The Mhicha, translated literally to “pocket” in Newari, can hold up anything you would want to carry in a handful.
When young children go to their grandmothers, pleading for money to buy toys and candy, the grandmothers lovingly pull out a small pouch from underneath their shawl to fulfill their grandchildren’s wishes. Tied securely to the waist of their petticoats or the strings of their cholos, the Misa Mhicha (women’s purse), is a utility they cannot do without.
Generally made by tailors out of leftover fragments, the mhicha is a decent way to reuse scraps. You can notice them hanging in display at the entrance of local tailoring shops.
Starting from Rs 25, the mhichas are priced dirt cheap. You can also get more elegant ones made from Dhaka, all you have to do is look around a bit.
For many elderly women, making mhichas in their free time is a hobby. Nepal Ganesha and other souvenir shops in Swotha sell mhichas usually made by women of the locality.
Using a mhicha is easy: out of the four strings, the shorter ones on each side are used for opening and the other two for closing. They might need some getting used to but the color coordinated strings will help you distinguish which is which.

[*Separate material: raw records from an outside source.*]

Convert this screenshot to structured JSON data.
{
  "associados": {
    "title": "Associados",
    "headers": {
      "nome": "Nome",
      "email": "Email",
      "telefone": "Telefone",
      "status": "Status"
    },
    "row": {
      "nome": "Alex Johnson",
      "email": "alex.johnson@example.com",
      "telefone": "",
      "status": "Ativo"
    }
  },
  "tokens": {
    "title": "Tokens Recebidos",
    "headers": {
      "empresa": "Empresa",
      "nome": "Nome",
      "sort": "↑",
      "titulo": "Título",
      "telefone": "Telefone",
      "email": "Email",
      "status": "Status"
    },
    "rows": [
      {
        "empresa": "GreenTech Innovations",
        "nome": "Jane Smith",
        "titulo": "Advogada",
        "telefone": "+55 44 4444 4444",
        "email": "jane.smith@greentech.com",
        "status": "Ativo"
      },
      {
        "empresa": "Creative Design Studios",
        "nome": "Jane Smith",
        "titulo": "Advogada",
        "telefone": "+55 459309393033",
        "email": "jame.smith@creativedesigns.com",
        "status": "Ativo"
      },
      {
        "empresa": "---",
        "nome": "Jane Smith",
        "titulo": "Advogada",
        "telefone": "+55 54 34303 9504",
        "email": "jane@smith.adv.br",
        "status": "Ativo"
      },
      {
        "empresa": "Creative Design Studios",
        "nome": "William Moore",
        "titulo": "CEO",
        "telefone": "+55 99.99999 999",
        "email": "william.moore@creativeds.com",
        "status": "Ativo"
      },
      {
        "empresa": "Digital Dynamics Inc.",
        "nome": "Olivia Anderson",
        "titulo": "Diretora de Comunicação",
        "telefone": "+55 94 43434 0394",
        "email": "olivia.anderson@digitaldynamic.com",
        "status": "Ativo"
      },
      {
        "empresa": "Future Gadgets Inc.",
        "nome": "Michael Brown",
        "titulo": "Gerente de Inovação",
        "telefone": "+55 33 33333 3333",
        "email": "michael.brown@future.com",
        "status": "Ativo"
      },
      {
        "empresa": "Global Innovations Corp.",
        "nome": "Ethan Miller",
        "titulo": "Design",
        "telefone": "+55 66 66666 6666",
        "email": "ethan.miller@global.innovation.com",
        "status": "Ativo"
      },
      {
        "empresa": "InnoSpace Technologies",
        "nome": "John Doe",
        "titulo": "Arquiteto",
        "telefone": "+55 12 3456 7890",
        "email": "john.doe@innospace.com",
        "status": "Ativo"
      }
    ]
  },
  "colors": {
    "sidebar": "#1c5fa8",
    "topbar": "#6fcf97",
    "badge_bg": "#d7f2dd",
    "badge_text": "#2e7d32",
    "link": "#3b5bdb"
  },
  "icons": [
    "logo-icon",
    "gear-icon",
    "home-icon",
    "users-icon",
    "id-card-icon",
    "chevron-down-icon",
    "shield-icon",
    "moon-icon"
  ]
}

Generally utilized as purses, mhichas are also used to keep personal belongings such as house keys and jewelry. They can also be used to pack small gift items, the traditional way.